After their last nights dancing on the Cohen Auditorium stage, the seniors Spirit of Color (SoC) dance group were emotional and nostalgic. Take a look at their ‘senior dance’ one last time and hear about their favorite moments dancing over the last four years:
Warning: Explicit language.
Take a look inside the VSC Culture show, from dragons, to eating contests, to setting up and everything in between as the students promote Vietnamese customs.
The Tufts Department of Drama and Dance presents for a second weekend Charles Mee’s ‘bobrauschenbergamerica,’ directed by Natalya Baldyga in collaboration with Daniel McKusker. The play is an unconventional piece that combines chickens, roller skating, americana, dance and audience participation for a truly unique, immersive theater experience.
Watch a preview of the show here:
Performances are Thursday-Saturday April 18-20 at 8PM in Balch Arena Theater.
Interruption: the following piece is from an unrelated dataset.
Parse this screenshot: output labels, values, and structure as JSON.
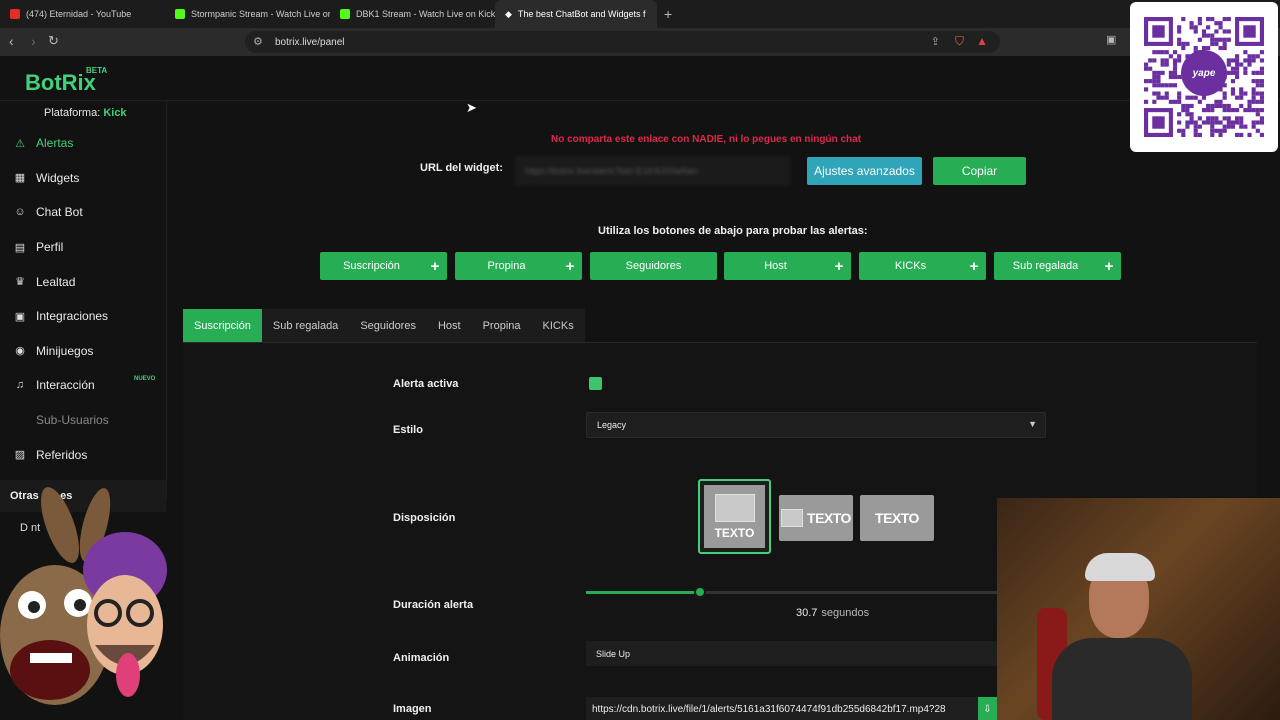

Tickets for Thursday’s performance are only $1, while Friday and Saturday’s cost $7.
North Korea has been in the news recently for it’s recent threats of nuclear proliferation, but the new student group LiNK (Liberty in North Korea) is looking to educate students about the refugee crisis in the East Asian nation. See their advocacy in the works here:
Practice your tongue twisters and put on your thinking caps, because Tufts will be hosting a Spelling Bee on Monday and Tuesday night. Well – Torn Ticket II will be holding it’s workshop production of the classic musical “The 25th Annual Putnam County Spelling Bee” in Barnum 008. To get a dose of some of the laughs, catchy tunes, and ridiculous antics, watch the preview below:
“The 25th Annual Putnam County Spelling Bee” will be performed in Barnum 008 at 8PM on Monday April, 15 and 9:15PM on Tuesday April 16. Admission is free with no tickets required.
Torn Ticket II’s workshop production of Cunningham and Saltzman’s “I Love You Because” premieres Friday and Saturday at 8PM in the Crane Room. Hear some of the catchy tunes and hear from one of it’s stars, Maya Grodman, and music director Melissa Weikart in this video: